Commentary

Tim Quast
Traders Magazine Online News

We're All HFTs Now

In this guest commentary, author Tim Quast looks back at the history of HFT and how the market has evolved to where many firms now fit the definition of high-frequency trader.

Traders Poll

Are you in favor of a pilot program and examination of the rebate system by the SEC?




Free Site Registration

June 1, 2011

Witnessing the Changes

By Peter Chapman

Market making ain't what it used to be. Back in the day, spreads were fat, market "events" didn't matter, and everybody knew everybody. Now spreads are razor-thin, volatility has emerged as an asset class, and the number of industry players has mushroomed.

Dennis Davitt

Dennis Davitt, head of equity derivatives at First New York Securities, has spent 20 years as a listed options trader and has witnessed the changes firsthand. He began his career as a market maker at Wolverine Trading, where he was one of four original employees. Now there are more than 200.

He recently addressed a crowd of traders at the annual conference of the New York chapter of the Security Traders Association. "It was a small country club," Davitt said of the options industry when he was getting his start. "There were only four exchanges and a handful of market makers. There were the O'Connors, the Cooper-Neffs and the Susquehannas."

Back then, traders didn't pay too much attention to earnings or events that might roil the stock market, Davitt said. "You were an options guy. You had your valuation sheets, and that was it."

Spreads, especially compared with those in today's penny increment world, were to die for. "The bid-ask was so wide that you could buy one call, trade another option against it and turn it into a butterfly or call spread, and money would just drip out if it all day," Davitt reminisced.

That didn'tt last long. The market soon got very efficient. Davitt traces it to the advent of low-cost computing power. "More and more people could leave the Susquehannas and the O'Connors and start their own trading groups," he said. "So you saw more and more bid-asks. The cost of doing business dropped."
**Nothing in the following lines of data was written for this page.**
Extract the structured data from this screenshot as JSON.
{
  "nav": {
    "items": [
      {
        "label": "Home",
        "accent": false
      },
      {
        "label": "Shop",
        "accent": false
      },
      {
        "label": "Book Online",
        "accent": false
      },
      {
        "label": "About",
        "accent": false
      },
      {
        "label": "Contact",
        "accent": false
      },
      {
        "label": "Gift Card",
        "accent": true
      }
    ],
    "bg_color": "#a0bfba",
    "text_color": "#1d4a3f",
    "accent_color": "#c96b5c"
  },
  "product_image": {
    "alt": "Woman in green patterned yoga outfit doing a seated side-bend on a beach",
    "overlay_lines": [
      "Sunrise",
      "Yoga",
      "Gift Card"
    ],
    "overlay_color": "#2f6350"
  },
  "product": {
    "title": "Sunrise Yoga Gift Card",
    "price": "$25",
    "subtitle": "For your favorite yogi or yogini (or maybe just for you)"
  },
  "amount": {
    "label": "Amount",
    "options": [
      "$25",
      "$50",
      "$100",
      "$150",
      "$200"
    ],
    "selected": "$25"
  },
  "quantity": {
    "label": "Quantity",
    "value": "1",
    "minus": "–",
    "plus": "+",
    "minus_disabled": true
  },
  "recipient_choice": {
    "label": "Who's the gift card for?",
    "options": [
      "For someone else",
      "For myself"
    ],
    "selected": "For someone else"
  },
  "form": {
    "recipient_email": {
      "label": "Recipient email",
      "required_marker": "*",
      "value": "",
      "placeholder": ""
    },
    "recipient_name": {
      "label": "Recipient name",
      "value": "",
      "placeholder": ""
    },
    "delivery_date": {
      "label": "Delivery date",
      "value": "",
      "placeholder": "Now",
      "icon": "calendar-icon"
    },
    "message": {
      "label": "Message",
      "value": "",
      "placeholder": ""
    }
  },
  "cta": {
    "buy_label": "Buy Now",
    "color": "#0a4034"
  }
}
At that point, with spreads narrowing, options market makers had to take on some real risk. "You had to really position yourself," he said. "Is volatility on this event too high? Then you made your decision."

In 2001, Davitt moved to Credit Suisse as head of derivatives trading, where he was a "block market maker in volatility." Electronic trading came in, and the job morphed into one of a "micro" market maker: Size went down dramatically, but the number of stocks covered grew much larger. "That's where we are now," Davitt said.

But even micro market making is going through a change, the trader said. Spreads are tight. Without huge spikes in volatility that cause them to widen, it'ss very difficult to make money. Plus, the barriers to entry are still dropping along with the price of computing power. "Everything is on the cloud," Davitt said. "All these resources are out there for less and less money. It gets cheaper and cheaper to become one of those micro market makers."

At First New York, a hedge fund, Davitt is less of a market maker and more of a "market taker," he said. The firm does fundamental research and then leverages his experience to trades. "So if there's an opportunity in the options market, that's where we go for leverage," he said.

 

(c) 2011 Traders Magazine and SourceMedia, Inc. All Rights Reserved.

http://www.tradersmagazine.com http://www.sourcemedia.com/